Despite the technological advances, efforts to combat wrong-way driving are still in the “learning and trialing” stage, according to Aaron Lockwood, director of business development for Carmanah, a British Columbia-based traffic safety company that contracts with U.S. states.

“Wrong-way driving has been in the tire kicking phase for over a decade,” Lockwood said. “It’s always been known to be a problem, but the trick is how can you come up with something that is high bang for the buck.”

Lockwood said the primary goal of any wrong-way driving countermeasure is to get drivers to self-correct.

In 2018, the Arizona Department of Transportation began piloting the use of illuminated warning signs and thermal detection cameras in the Phoenix-metro area to identify wrong-way drivers getting on the freeway. Described as a first-in-the-nation approach, when triggered the cameras send an immediate alert to the DOT and Department of Public Safety so that troopers can be dispatched and highway alert signs activated.

The pilot project found that 85% of drivers turned around before entering the freeway.

ADOT has since expanded the technology to other locations in the Phoenix area and has plans to deploy the cameras in other parts of the state contingent on funding and access to fiber-optic infrastructure.

“Technology can’t prevent all crashes from happening, but it can speed law enforcement’s response times and allow our agency to quickly post warning messages for other freeway drivers to see,” said Doug Nintzel, an ADOT spokesperson, in an email.

Florida, Rhode Island and Texas are among the states that use dynamic message signs to warn oncoming motorists of a wrong-way driver headed their way.

In 2016, the Nevada Department of Transportation received approval from the Federal Highway Administration to experiment with “red rectangular rapid flashing beacons” at certain interstate ramps. Between June 2020 and June 2022, the system identified 189 wrong-way drivers, 78% of whom stopped before entering the freeway, according to NDOT.

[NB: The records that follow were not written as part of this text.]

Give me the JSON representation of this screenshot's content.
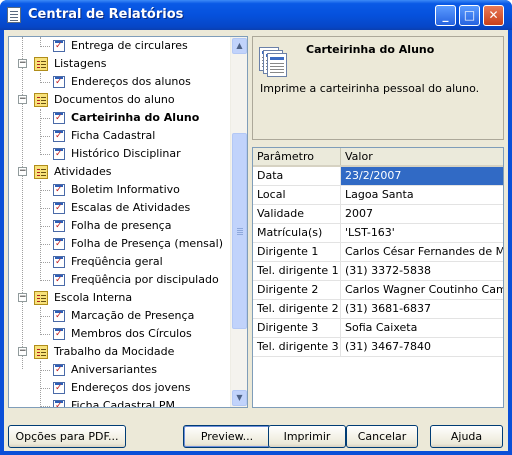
{
  "window": {
    "title": "Central de Relatórios"
  },
  "titlebar_buttons": {
    "minimize": "_",
    "maximize": "□",
    "close": "✕"
  },
  "tree": {
    "rows": [
      {
        "label": "Entrega de circulares",
        "kind": "report"
      },
      {
        "label": "Listagens",
        "kind": "folder",
        "expander": "−"
      },
      {
        "label": "Endereços dos alunos",
        "kind": "report"
      },
      {
        "label": "Documentos do aluno",
        "kind": "folder",
        "expander": "−"
      },
      {
        "label": "Carteirinha do Aluno",
        "kind": "report",
        "selected": true
      },
      {
        "label": "Ficha Cadastral",
        "kind": "report"
      },
      {
        "label": "Histórico Disciplinar",
        "kind": "report"
      },
      {
        "label": "Atividades",
        "kind": "folder",
        "expander": "−"
      },
      {
        "label": "Boletim Informativo",
        "kind": "report"
      },
      {
        "label": "Escalas de Atividades",
        "kind": "report"
      },
      {
        "label": "Folha de presença",
        "kind": "report"
      },
      {
        "label": "Folha de Presença (mensal)",
        "kind": "report"
      },
      {
        "label": "Freqüência geral",
        "kind": "report"
      },
      {
        "label": "Freqüência por discipulado",
        "kind": "report"
      },
      {
        "label": "Escola Interna",
        "kind": "folder",
        "expander": "−"
      },
      {
        "label": "Marcação de Presença",
        "kind": "report"
      },
      {
        "label": "Membros dos Círculos",
        "kind": "report"
      },
      {
        "label": "Trabalho da Mocidade",
        "kind": "folder",
        "expander": "−"
      },
      {
        "label": "Aniversariantes",
        "kind": "report"
      },
      {
        "label": "Endereços dos jovens",
        "kind": "report"
      },
      {
        "label": "Ficha Cadastral PM",
        "kind": "report"
      }
    ],
    "scroll_up": "▲",
    "scroll_down": "▼"
  },
  "info": {
    "title": "Carteirinha do Aluno",
    "description": "Imprime a carteirinha pessoal do aluno."
  },
  "params": {
    "headers": [
      "Parâmetro",
      "Valor"
    ],
    "rows": [
      {
        "name": "Data",
        "value": "23/2/2007",
        "selected": true
      },
      {
        "name": "Local",
        "value": "Lagoa Santa"
      },
      {
        "name": "Validade",
        "value": "2007"
      },
      {
        "name": "Matrícula(s)",
        "value": "'LST-163'"
      },
      {
        "name": "Dirigente 1",
        "value": "Carlos César Fernandes de Mora"
      },
      {
        "name": "Tel. dirigente 1",
        "value": "(31) 3372-5838"
      },
      {
        "name": "Dirigente 2",
        "value": "Carlos Wagner Coutinho Campos"
      },
      {
        "name": "Tel. dirigente 2",
        "value": "(31) 3681-6837"
      },
      {
        "name": "Dirigente 3",
        "value": "Sofia Caixeta"
      },
      {
        "name": "Tel. dirigente 3",
        "value": "(31) 3467-7840"
      }
    ]
  },
  "buttons": {
    "pdf_options": "Opções para PDF...",
    "preview": "Preview...",
    "print": "Imprimir",
    "cancel": "Cancelar",
    "help": "Ajuda"
  },
  "colors": {
    "title_bar": "#0551dd",
    "selection": "#316ac5",
    "dialog_bg": "#ece9d8"
  }
}
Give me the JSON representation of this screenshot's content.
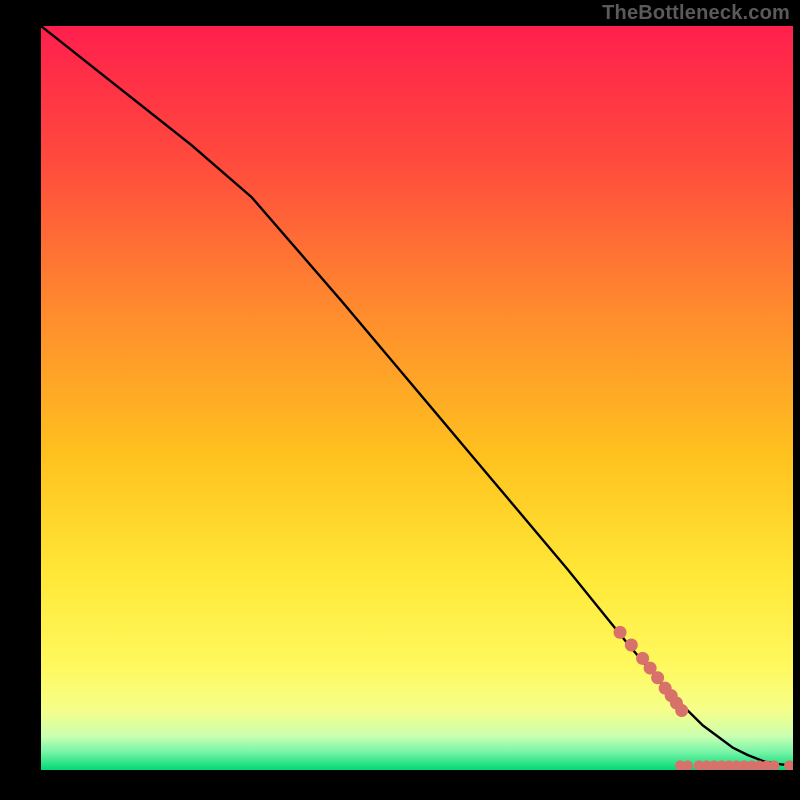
{
  "watermark": "TheBottleneck.com",
  "colors": {
    "gradient_top": "#ff1f4d",
    "gradient_mid1": "#ff7a2e",
    "gradient_mid2": "#ffd400",
    "gradient_mid3": "#ffef55",
    "gradient_bottom_light": "#d8ff9a",
    "gradient_bottom": "#00d976",
    "line": "#000000",
    "dot": "#d9716b"
  },
  "chart_data": {
    "type": "line",
    "title": "",
    "xlabel": "",
    "ylabel": "",
    "xlim": [
      0,
      100
    ],
    "ylim": [
      0,
      100
    ],
    "series": [
      {
        "name": "curve",
        "x": [
          0,
          10,
          20,
          28,
          40,
          50,
          60,
          70,
          78,
          83,
          86,
          88,
          90,
          92,
          94,
          96,
          98,
          100
        ],
        "y": [
          100,
          92,
          84,
          77,
          63,
          51,
          39,
          27,
          17,
          11,
          8,
          6,
          4.5,
          3,
          2,
          1.2,
          0.8,
          0.6
        ]
      }
    ],
    "dots_on_curve": {
      "x": [
        77,
        78.5,
        80,
        81,
        82,
        83,
        83.8,
        84.5,
        85.2
      ],
      "y": [
        18.5,
        16.8,
        15,
        13.7,
        12.4,
        11,
        10,
        9,
        8
      ]
    },
    "dots_on_floor": {
      "x": [
        85,
        86,
        87.5,
        88.5,
        89.5,
        90.5,
        91.5,
        92.5,
        93.5,
        94.5,
        95.5,
        96.5,
        97.5,
        99.5
      ],
      "y": [
        0.6,
        0.6,
        0.6,
        0.6,
        0.6,
        0.6,
        0.6,
        0.6,
        0.6,
        0.6,
        0.6,
        0.6,
        0.6,
        0.6
      ]
    }
  }
}
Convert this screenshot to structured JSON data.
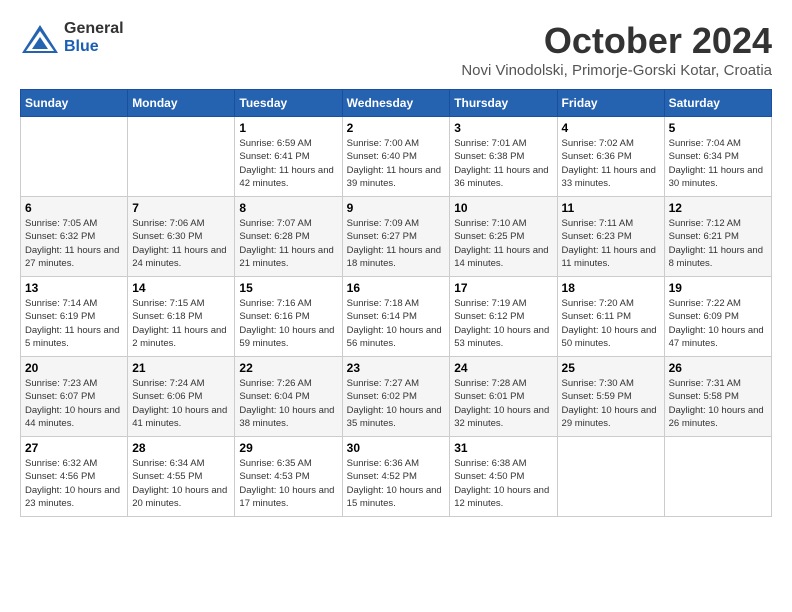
{
  "logo": {
    "general": "General",
    "blue": "Blue"
  },
  "title": "October 2024",
  "location": "Novi Vinodolski, Primorje-Gorski Kotar, Croatia",
  "weekdays": [
    "Sunday",
    "Monday",
    "Tuesday",
    "Wednesday",
    "Thursday",
    "Friday",
    "Saturday"
  ],
  "weeks": [
    [
      {
        "day": "",
        "detail": ""
      },
      {
        "day": "",
        "detail": ""
      },
      {
        "day": "1",
        "detail": "Sunrise: 6:59 AM\nSunset: 6:41 PM\nDaylight: 11 hours and 42 minutes."
      },
      {
        "day": "2",
        "detail": "Sunrise: 7:00 AM\nSunset: 6:40 PM\nDaylight: 11 hours and 39 minutes."
      },
      {
        "day": "3",
        "detail": "Sunrise: 7:01 AM\nSunset: 6:38 PM\nDaylight: 11 hours and 36 minutes."
      },
      {
        "day": "4",
        "detail": "Sunrise: 7:02 AM\nSunset: 6:36 PM\nDaylight: 11 hours and 33 minutes."
      },
      {
        "day": "5",
        "detail": "Sunrise: 7:04 AM\nSunset: 6:34 PM\nDaylight: 11 hours and 30 minutes."
      }
    ],
    [
      {
        "day": "6",
        "detail": "Sunrise: 7:05 AM\nSunset: 6:32 PM\nDaylight: 11 hours and 27 minutes."
      },
      {
        "day": "7",
        "detail": "Sunrise: 7:06 AM\nSunset: 6:30 PM\nDaylight: 11 hours and 24 minutes."
      },
      {
        "day": "8",
        "detail": "Sunrise: 7:07 AM\nSunset: 6:28 PM\nDaylight: 11 hours and 21 minutes."
      },
      {
        "day": "9",
        "detail": "Sunrise: 7:09 AM\nSunset: 6:27 PM\nDaylight: 11 hours and 18 minutes."
      },
      {
        "day": "10",
        "detail": "Sunrise: 7:10 AM\nSunset: 6:25 PM\nDaylight: 11 hours and 14 minutes."
      },
      {
        "day": "11",
        "detail": "Sunrise: 7:11 AM\nSunset: 6:23 PM\nDaylight: 11 hours and 11 minutes."
      },
      {
        "day": "12",
        "detail": "Sunrise: 7:12 AM\nSunset: 6:21 PM\nDaylight: 11 hours and 8 minutes."
      }
    ],
    [
      {
        "day": "13",
        "detail": "Sunrise: 7:14 AM\nSunset: 6:19 PM\nDaylight: 11 hours and 5 minutes."
      },
      {
        "day": "14",
        "detail": "Sunrise: 7:15 AM\nSunset: 6:18 PM\nDaylight: 11 hours and 2 minutes."
      },
      {
        "day": "15",
        "detail": "Sunrise: 7:16 AM\nSunset: 6:16 PM\nDaylight: 10 hours and 59 minutes."
      },
      {
        "day": "16",
        "detail": "Sunrise: 7:18 AM\nSunset: 6:14 PM\nDaylight: 10 hours and 56 minutes."
      },
      {
        "day": "17",
        "detail": "Sunrise: 7:19 AM\nSunset: 6:12 PM\nDaylight: 10 hours and 53 minutes."
      },
      {
        "day": "18",
        "detail": "Sunrise: 7:20 AM\nSunset: 6:11 PM\nDaylight: 10 hours and 50 minutes."
      },
      {
        "day": "19",
        "detail": "Sunrise: 7:22 AM\nSunset: 6:09 PM\nDaylight: 10 hours and 47 minutes."
      }
    ],
    [
      {
        "day": "20",
        "detail": "Sunrise: 7:23 AM\nSunset: 6:07 PM\nDaylight: 10 hours and 44 minutes."
      },
      {
        "day": "21",
        "detail": "Sunrise: 7:24 AM\nSunset: 6:06 PM\nDaylight: 10 hours and 41 minutes."
      },
      {
        "day": "22",
        "detail": "Sunrise: 7:26 AM\nSunset: 6:04 PM\nDaylight: 10 hours and 38 minutes."
      },
      {
        "day": "23",
        "detail": "Sunrise: 7:27 AM\nSunset: 6:02 PM\nDaylight: 10 hours and 35 minutes."
      },
      {
        "day": "24",
        "detail": "Sunrise: 7:28 AM\nSunset: 6:01 PM\nDaylight: 10 hours and 32 minutes."
      },
      {
        "day": "25",
        "detail": "Sunrise: 7:30 AM\nSunset: 5:59 PM\nDaylight: 10 hours and 29 minutes."
      },
      {
        "day": "26",
        "detail": "Sunrise: 7:31 AM\nSunset: 5:58 PM\nDaylight: 10 hours and 26 minutes."
      }
    ],
    [
      {
        "day": "27",
        "detail": "Sunrise: 6:32 AM\nSunset: 4:56 PM\nDaylight: 10 hours and 23 minutes."
      },
      {
        "day": "28",
        "detail": "Sunrise: 6:34 AM\nSunset: 4:55 PM\nDaylight: 10 hours and 20 minutes."
      },
      {
        "day": "29",
        "detail": "Sunrise: 6:35 AM\nSunset: 4:53 PM\nDaylight: 10 hours and 17 minutes."
      },
      {
        "day": "30",
        "detail": "Sunrise: 6:36 AM\nSunset: 4:52 PM\nDaylight: 10 hours and 15 minutes."
      },
      {
        "day": "31",
        "detail": "Sunrise: 6:38 AM\nSunset: 4:50 PM\nDaylight: 10 hours and 12 minutes."
      },
      {
        "day": "",
        "detail": ""
      },
      {
        "day": "",
        "detail": ""
      }
    ]
  ]
}
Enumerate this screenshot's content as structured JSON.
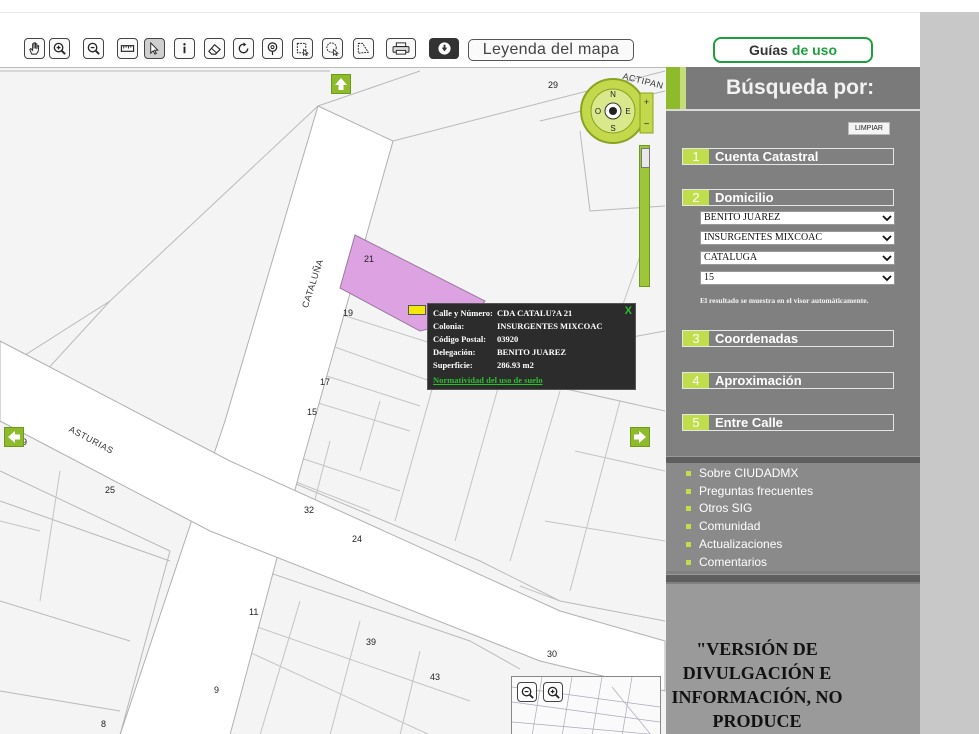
{
  "toolbar": {
    "tools": [
      "pan-icon",
      "zoom-in-icon",
      "zoom-out-icon",
      "measure-ruler-icon",
      "select-pointer-icon",
      "info-icon",
      "eraser-icon",
      "refresh-icon",
      "location-search-icon",
      "select-rectangle-icon",
      "select-circle-icon",
      "select-polygon-icon",
      "print-icon",
      "download-icon"
    ],
    "legend_label": "Leyenda del mapa"
  },
  "guides": {
    "part1": "Guías",
    "part2": "de uso"
  },
  "map": {
    "parcel_numbers": [
      "29",
      "21",
      "19",
      "17",
      "15",
      "25",
      "32",
      "24",
      "11",
      "39",
      "30",
      "43",
      "9",
      "8",
      "9"
    ],
    "streets": {
      "cataluna": "CATALUÑA",
      "asturias": "ASTURIAS",
      "actipan": "ACTIPAN"
    },
    "compass": {
      "n": "N",
      "s": "S",
      "e": "E",
      "o": "O"
    },
    "popup": {
      "rows": [
        {
          "key": "Calle y Número:",
          "value": "CDA CATALU?A 21"
        },
        {
          "key": "Colonia:",
          "value": "INSURGENTES MIXCOAC"
        },
        {
          "key": "Código Postal:",
          "value": "03920"
        },
        {
          "key": "Delegación:",
          "value": "BENITO JUAREZ"
        },
        {
          "key": "Superficie:",
          "value": "286.93 m2"
        }
      ],
      "link": "Normatividad del uso de suelo",
      "close": "X"
    },
    "colors": {
      "selected_parcel": "#dda2e2",
      "accent": "#8dbb2c"
    }
  },
  "panel": {
    "title": "Búsqueda por:",
    "clear": "LIMPIAR",
    "sections": [
      {
        "num": "1",
        "label": "Cuenta Catastral"
      },
      {
        "num": "2",
        "label": "Domicilio"
      },
      {
        "num": "3",
        "label": "Coordenadas"
      },
      {
        "num": "4",
        "label": "Aproximación"
      },
      {
        "num": "5",
        "label": "Entre Calle"
      }
    ],
    "selects": [
      "BENITO JUAREZ",
      "INSURGENTES MIXCOAC",
      "CATALUGA",
      "15"
    ],
    "hint": "El resultado se muestra en el visor automáticamente.",
    "links": [
      "Sobre CIUDADMX",
      "Preguntas frecuentes",
      "Otros SIG",
      "Comunidad",
      "Actualizaciones",
      "Comentarios"
    ],
    "notice": "\"VERSIÓN DE DIVULGACIÓN E INFORMACIÓN, NO PRODUCE"
  }
}
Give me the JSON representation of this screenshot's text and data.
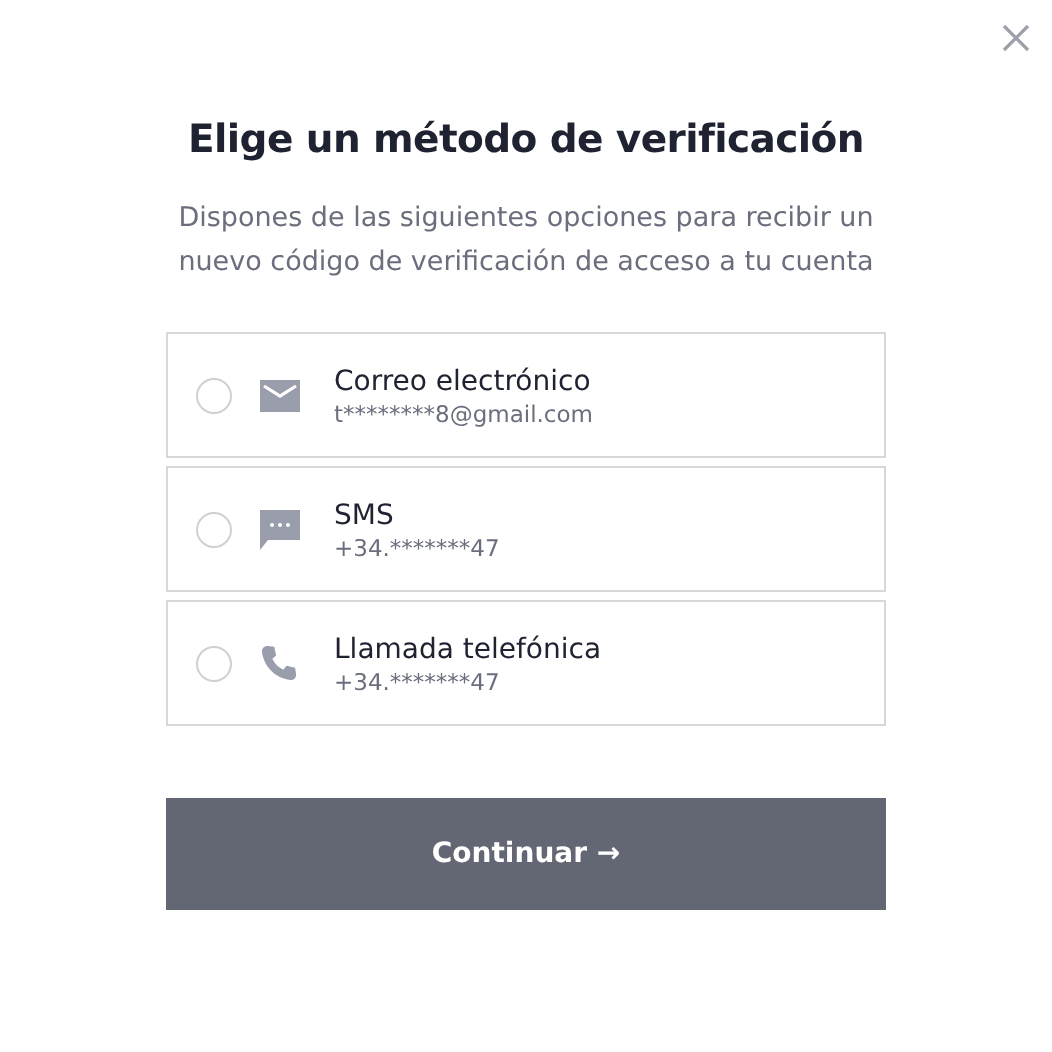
{
  "title": "Elige un método de verificación",
  "subtitle": "Dispones de las siguientes opciones para recibir un nuevo código de verificación de acceso a tu cuenta",
  "options": [
    {
      "kind": "email",
      "label": "Correo electrónico",
      "detail": "t********8@gmail.com",
      "selected": false
    },
    {
      "kind": "sms",
      "label": "SMS",
      "detail": "+34.*******47",
      "selected": false
    },
    {
      "kind": "phone",
      "label": "Llamada telefónica",
      "detail": "+34.*******47",
      "selected": false
    }
  ],
  "button": "Continuar →"
}
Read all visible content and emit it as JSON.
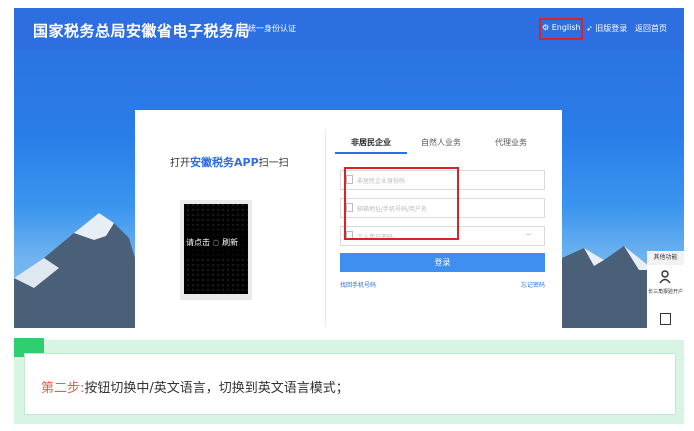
{
  "header": {
    "title": "国家税务总局安徽省电子税务局",
    "subtitle": "统一身份认证",
    "nav": {
      "english": "English",
      "old_login": "旧版登录",
      "home": "返回首页"
    }
  },
  "qr": {
    "prefix": "打开",
    "app_name": "安徽税务APP",
    "suffix": "扫一扫",
    "refresh": "请点击 ◌ 刷新"
  },
  "login": {
    "tabs": [
      "非居民企业",
      "自然人业务",
      "代理业务"
    ],
    "fields": [
      {
        "placeholder": "非居民企业身份码"
      },
      {
        "placeholder": "邮箱地址/手机号码/用户名"
      },
      {
        "placeholder": "个人用户密码"
      }
    ],
    "submit": "登录",
    "link_left": "找回手机号码",
    "link_right": "忘记密码"
  },
  "side_panel": {
    "title": "其他功能",
    "item": "长三角报验开户"
  },
  "caption": {
    "step": "第二步:",
    "text": "按钮切换中/英文语言，切换到英文语言模式；"
  },
  "colors": {
    "header_blue": "#2d6ee0",
    "annotation_red": "#d8232a",
    "caption_green": "#2fcf6f",
    "step_red": "#f05a4d"
  }
}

This year, NDOT plans to spend $2 million to install the technology at additional ramps between Reno and Carson City and in the Las Vegas area.

“At these locations, we will also incorporate newer technologies using radar and multiple sets of closed-circuit cameras … to help improve the level of success in detecting and reversing wrong-way drivers,” Meg Ragonese an NDOT spokesperson, said via email.

In 2015, the Connecticut Department of Transportation began installing oversized warning signs at 700 off-ramps. The state also placed “Wrong Way” signs on the back of speed limit signs as a repeated alert to drivers headed the wrong way.

Last year, Connecticut lawmakers appropriated $20 million for the Department of Transportation to retrofit dozens of exit ramps with new flashing lights and other countermeasures.

CTDOT and its contractor plan to upgrade 70 locations over the next year. A total of 236 highway exit ramps have been identified as high risk.

“We’re just working our way down that list,” CTDOT spokesperson Josh Morgan said.

CTDOT is also developing new pavement and guardrail markings that appear white to a driver going the correct direction but display as red to a wrong-way driver.

“Red flashing lights, red wrong way signs, red reflectors in the pavement, red reflectors on the guide rails — trying to get as many visual cues to the driver that they’re heading in the wrong direction,” Morgan said.

Connecticut’s system does not automatically alert the state police. But a pilot project on I-91 in the Hartford area will include that capability.

Later this year, the National Academy of Sciences plans to release a sweeping report on wrong-way crashes. The report is designed to serve as a guidebook for state transportation departments with the goal of encouraging “more systematic and uniform installation” of wrong-way driving counter measures.

“The emphasis of this study was to understand … what tools are currently available and have evidence to support them,” Retting said.

Cohen, the Connecticut transportation chair, said she expects her committee to do a “deeper dive” on the issue of wrong-way driving during the 2023 session as part of a larger effort to address an overall rise in traffic fatalities.

“I absolutely do think we should be doing more,” Cohen said.